Hollywood’s silent film era may be long gone, but its heritage and history live on in the city, if you know where to look for it. What better way to really get to know the roots of the world’s entertainment industry than by returning to where it all began, and uncovering the stories and people who made it all happen?
Start your day off in Hollywood by paying a visit to some of the film industry’s early pioneers. You won’t find them on a red carpet or sipping drinks at a fancy restaurant – the stars and studio heads of yesteryear are even more accessible than today’s stars. Hollywood Forever, a cemetery full of stories and scandals of its own, is over sixty acres of gorgeous landscaping, featuring tributes and monuments to the stars laid to rest there.
Take a two hour guided tour of the cemetery and you’ll learn all about the sordid history of the cemetery itself, as well as the inside scoop on some of the famous interred, including: Cecil B. DeMille, Rudolph Valentino, Peter Lorre, Douglas C. Fairbanks, Fay Wray, and the family of Charlie Chaplin. The stories of the buried interweave with the history of Hollywood itself, and will leave you curious and eager to learn more about the people in front of and behind the camera of the silent films era.

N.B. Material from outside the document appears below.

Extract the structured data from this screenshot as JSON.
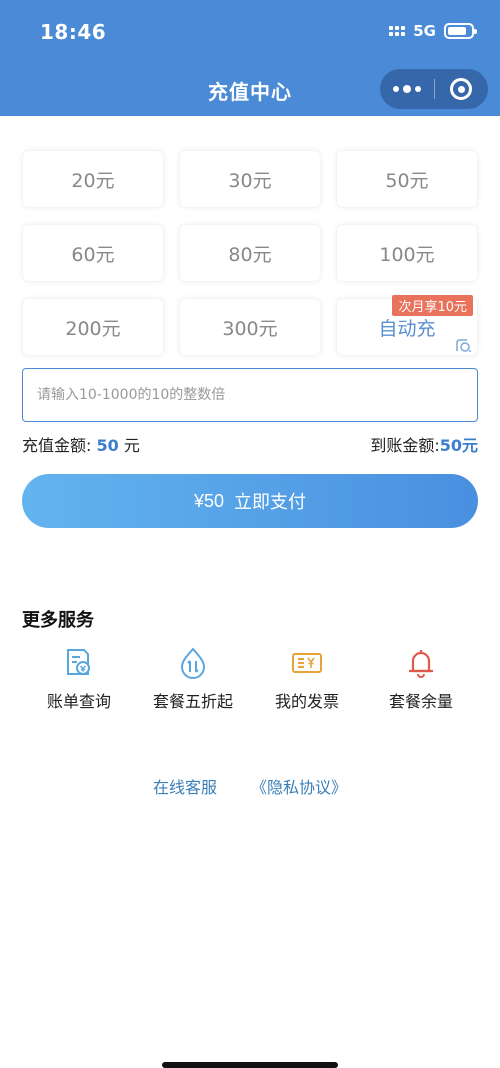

If you are visiting Hollywood Cemetery between May and September, you have the added opportunity of grabbing a blanket and catching a film screening on the Fairbanks lawn at night (the film is projected onto the side of the mausoleum), or catching an outdoor Shakespeare play while enjoying a picnic dinner and some wine.
After the cemetery, check out a hot spot once frequented by some of the very stars you just “visited.” Musso & Frank Grill is the oldest restaurant in Hollywood, whose red leather booths once held the likes of Charlie Chaplin, Orson Welles, and Humphrey Bogart. The menu and decor have not changed much since the days when Ernest Hemingway, F. Scott Fitzgerald, and William Faulkner used to come here to work on their screenplays. The martinis and Bloody Mary’s are legendary, as are the grilled meats and flannel cakes.

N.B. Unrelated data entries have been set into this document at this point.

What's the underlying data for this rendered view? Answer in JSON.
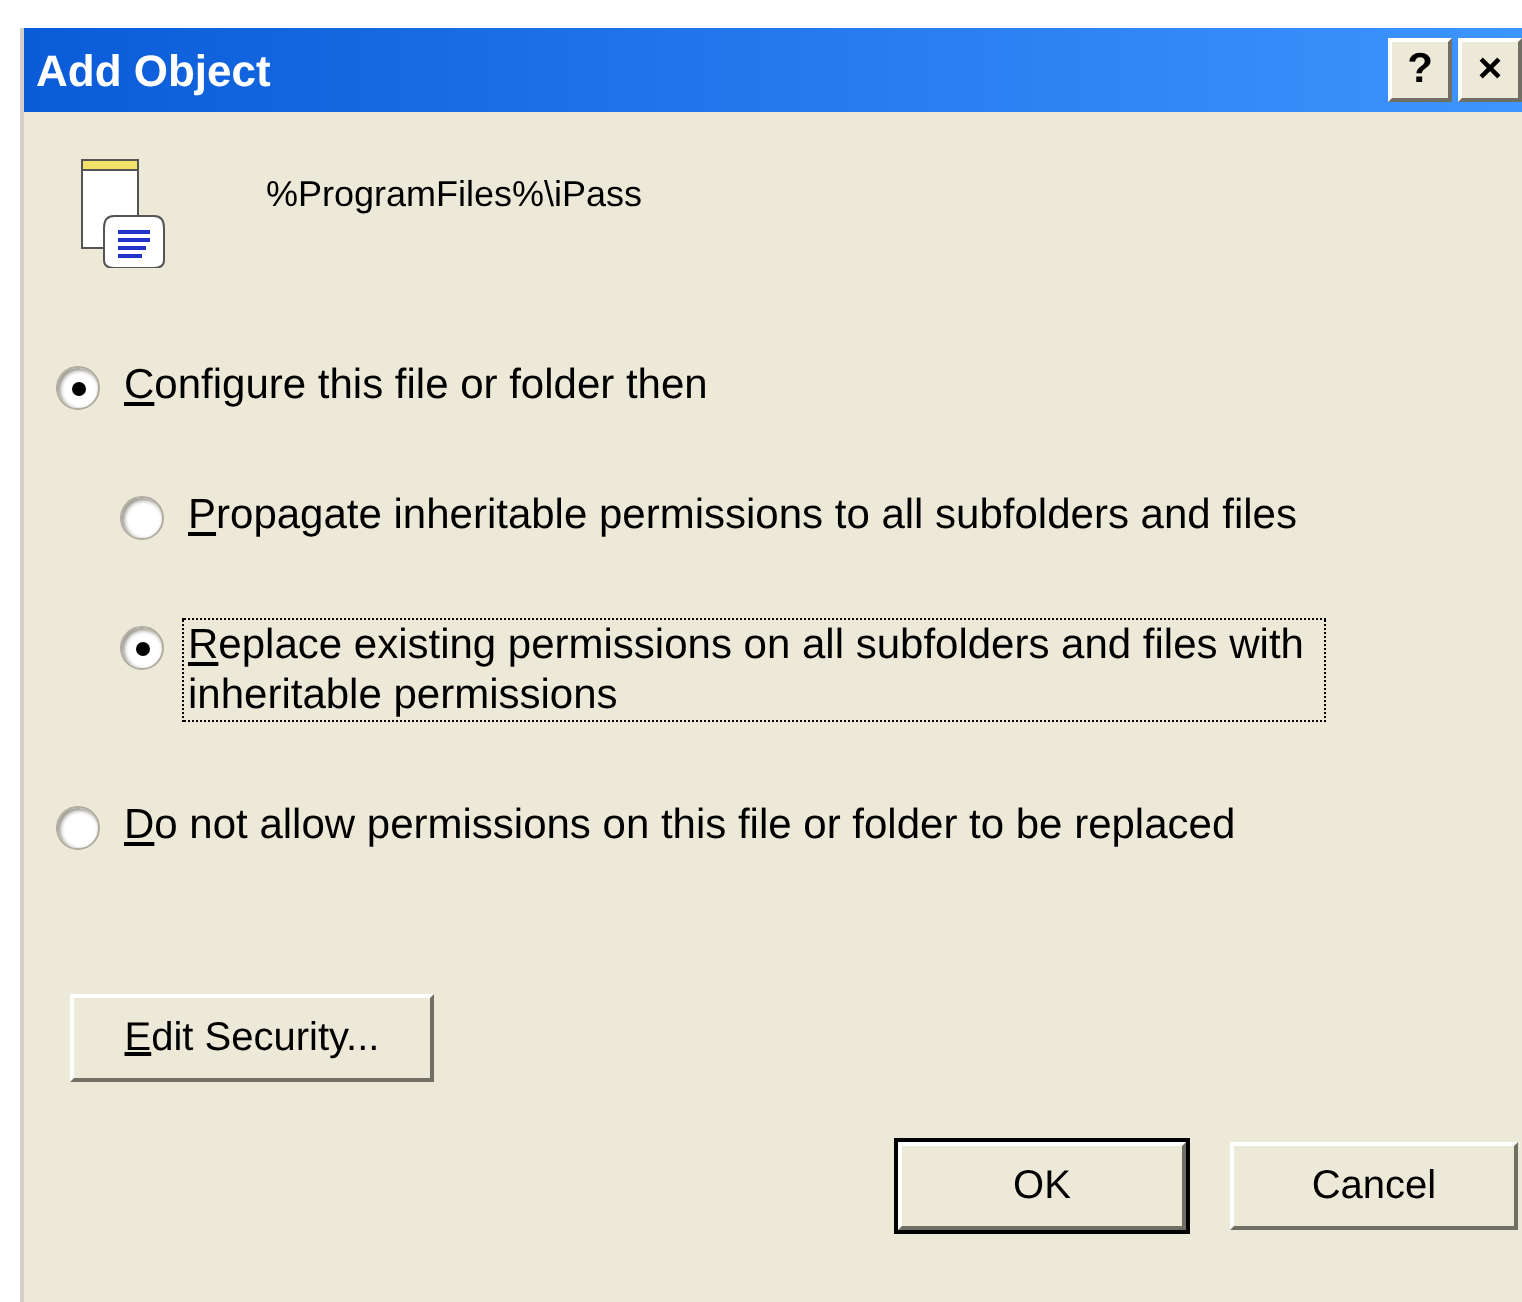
{
  "window": {
    "title": "Add Object",
    "title_buttons": [
      "?",
      "×"
    ]
  },
  "object_path": "%ProgramFiles%\\iPass",
  "options": [
    {
      "label": "Configure this file or folder then",
      "underline_first": true,
      "selected": true,
      "focused": false,
      "children": [
        {
          "label": "Propagate inheritable permissions to all subfolders and files",
          "underline_first": true,
          "selected": false,
          "focused": false
        },
        {
          "label": "Replace existing permissions on all subfolders and files with inheritable permissions",
          "underline_first": true,
          "selected": true,
          "focused": true
        }
      ]
    },
    {
      "label": "Do not allow permissions on this file or folder to be replaced",
      "underline_first": true,
      "selected": false,
      "focused": false
    }
  ],
  "buttons": [
    {
      "label": "Edit Security...",
      "underline_first": true,
      "default": false,
      "kind": "side"
    },
    {
      "label": "OK",
      "underline_first": false,
      "default": true,
      "kind": "footer"
    },
    {
      "label": "Cancel",
      "underline_first": false,
      "default": false,
      "kind": "footer"
    }
  ]
}
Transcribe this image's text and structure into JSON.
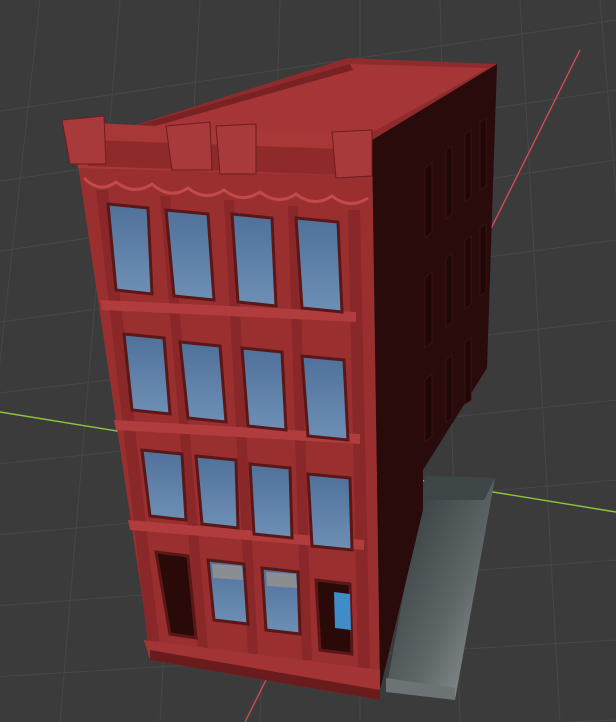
{
  "viewport": {
    "background": "#3b3b3b",
    "grid_color": "#4a4a4a",
    "x_axis_color": "#d24b52",
    "y_axis_color": "#8cc63f"
  },
  "building": {
    "floors": 4,
    "bays": 4,
    "brick_color": "#9a2f30",
    "brick_shadow": "#4a1414",
    "side_color": "#2a0b0b",
    "glass_color": "#5b7fa8",
    "sidewalk_color": "#8e9396"
  }
}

Now that you’ve been to where the Old Hollywood stars reside today, and where they used to hang out in their day, it’s time to end your day by seeing them how they would like to be remembered – on the big screen. Up until a few years ago, The Silent Movie Theatre on Fairfax was the only theater in the country still showing solely silent films. Today, the theatre owners show “talkies” as well, but you can still catch silent films at least once a week. Accompanied by live music, you can watch legends like Valentino, Gloria Swanson, and Mary Pickford grace the screen, while sipping a cocktail in a completely restored and elegant 1940’s theatre.
Hollywood’s golden age may have come and gone, but its legacy will live on forever. When you find the time to rediscover its movies, stars, and theaters, Tinseltown still has plenty of stories to tell us.

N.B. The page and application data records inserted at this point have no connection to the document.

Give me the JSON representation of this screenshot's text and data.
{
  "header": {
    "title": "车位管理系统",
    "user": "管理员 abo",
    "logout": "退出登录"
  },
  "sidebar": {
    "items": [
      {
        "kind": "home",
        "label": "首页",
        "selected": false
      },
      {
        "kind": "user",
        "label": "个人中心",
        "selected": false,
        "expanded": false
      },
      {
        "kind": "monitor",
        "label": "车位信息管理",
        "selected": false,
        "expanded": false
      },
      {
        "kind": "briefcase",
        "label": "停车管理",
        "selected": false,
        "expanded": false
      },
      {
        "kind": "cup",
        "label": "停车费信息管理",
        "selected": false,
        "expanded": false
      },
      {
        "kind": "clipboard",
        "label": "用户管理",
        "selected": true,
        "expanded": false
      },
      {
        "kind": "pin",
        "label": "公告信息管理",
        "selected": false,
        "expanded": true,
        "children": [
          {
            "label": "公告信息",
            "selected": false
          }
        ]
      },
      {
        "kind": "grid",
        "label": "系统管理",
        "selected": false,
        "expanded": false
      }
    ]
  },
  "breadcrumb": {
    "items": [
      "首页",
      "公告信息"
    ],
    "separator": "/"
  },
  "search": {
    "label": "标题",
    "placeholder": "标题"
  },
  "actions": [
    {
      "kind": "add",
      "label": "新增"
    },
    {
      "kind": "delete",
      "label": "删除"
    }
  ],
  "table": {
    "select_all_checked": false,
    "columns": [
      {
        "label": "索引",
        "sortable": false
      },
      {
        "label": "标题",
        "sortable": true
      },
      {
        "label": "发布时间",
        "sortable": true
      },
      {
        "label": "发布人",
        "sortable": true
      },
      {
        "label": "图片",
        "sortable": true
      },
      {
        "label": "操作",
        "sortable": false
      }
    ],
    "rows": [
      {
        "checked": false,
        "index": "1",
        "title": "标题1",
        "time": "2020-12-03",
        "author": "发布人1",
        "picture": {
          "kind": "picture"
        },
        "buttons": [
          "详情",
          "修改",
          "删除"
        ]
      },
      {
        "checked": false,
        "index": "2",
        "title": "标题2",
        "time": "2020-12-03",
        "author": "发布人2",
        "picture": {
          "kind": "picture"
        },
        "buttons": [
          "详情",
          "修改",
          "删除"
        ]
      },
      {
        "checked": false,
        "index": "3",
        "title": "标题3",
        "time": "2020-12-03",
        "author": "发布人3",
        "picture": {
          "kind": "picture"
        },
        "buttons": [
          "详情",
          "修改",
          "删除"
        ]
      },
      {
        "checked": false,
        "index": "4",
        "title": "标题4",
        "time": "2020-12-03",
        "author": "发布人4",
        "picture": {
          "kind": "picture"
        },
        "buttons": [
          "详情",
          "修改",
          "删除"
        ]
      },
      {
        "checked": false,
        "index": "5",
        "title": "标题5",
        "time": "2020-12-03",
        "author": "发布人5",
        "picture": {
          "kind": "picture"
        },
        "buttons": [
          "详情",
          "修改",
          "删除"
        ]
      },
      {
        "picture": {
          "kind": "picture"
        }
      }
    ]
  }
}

What & Where:
Hollywood Forever Cemetery (6600 Santa Monica Blvd; For tours, contact Karie Bible at 323-769-0195)
Musso & Frank Grill (6667 Hollywood Blvd; (323-467 5123)
Silent Movie Theatre (611 N. Fairfax Ave; 323-655-2510)
Katie A. King is a freelance writer/producer and aspiring screenwriter living in Silver Lake. She has worked in both film and television production, and has published creative writing and photographs in various print publications. She can be reached at Katieking78@gmail.com.